The brand has heard a growing number of requests from Depancel collectors and enthusiasts alike to return to their racing chronograph roots. Even though they’ve done away with their online questionnaire that allows for the community to directly make suggestions as to what they’d love to see from the brand, the Legend 60s chronograph proves that they firmly still have their ear to the ground. And what better way to return to their “racing chronograph roots” than to develop a watch inspired by the Formula One racing scene in the 1960s.

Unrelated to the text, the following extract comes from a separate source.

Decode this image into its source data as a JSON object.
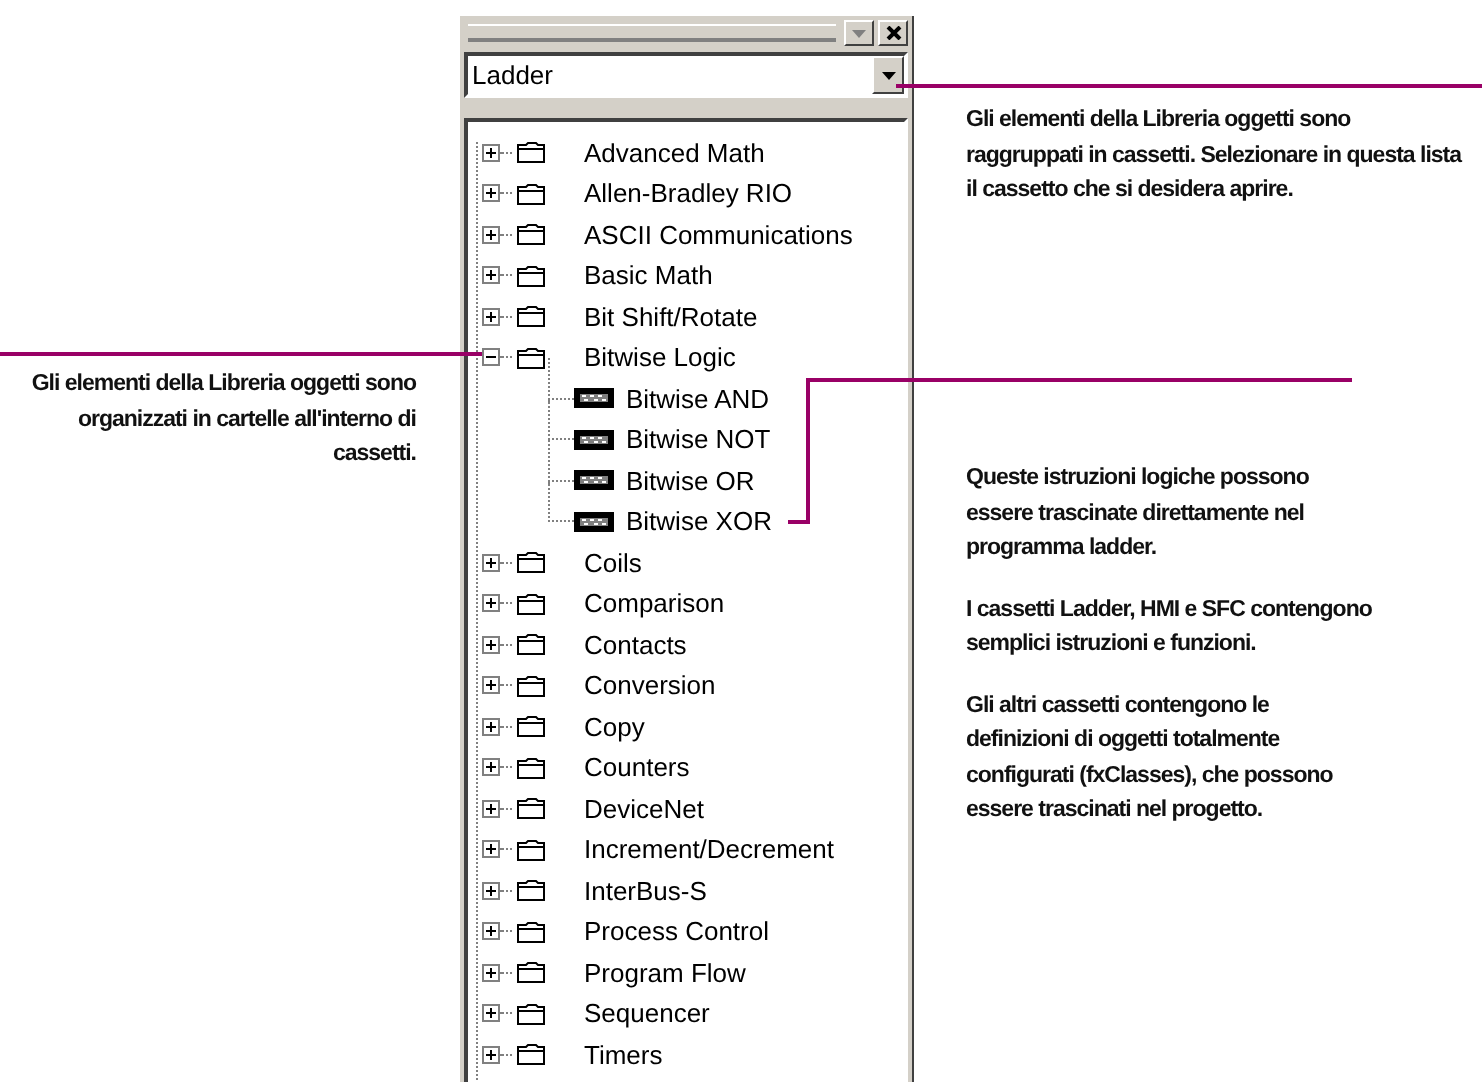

The Legend 60s marks another first for the Depancel, and that comes in the form of using a hand-wound movement for the very first time. The engine in question is the Seagull ST1901, a movement that can trace its lineage back to the historic Venus 175 chronograph. Venus supplied some of the most accurate and reputable movements of the time, and was likely inside of the watches worn by those in the paddock or in the crowd while watching (and timing) the likes of Phil Hill, Bruce McLaren, and Sir Jack Brabham blasting their way around the track. Like the Venus 175 Chronograph, the Seagull ST1901 movement is sans an oscillating weight, displaying the entire architecture through an exhibition caseback.
On the flipside, Depancel decided to keep the dial as traditional as possible, opting to go with a Panda and Reverse Panda. But the more interesting dial feature resides on the outer edge. A pulsometer scale up to 150 beats per minute, and a “red zone” should the ol’ ticker hit 200 bpm, is located from the twelve o’clock marker to three. The rest of the dial’s outer edge displays a km/h tachymeter scale up to 200 km/h, and like the pulsometer, also demarcates a “red zone” up to 240 km/h if at any point your foot gets heavy on the pedal.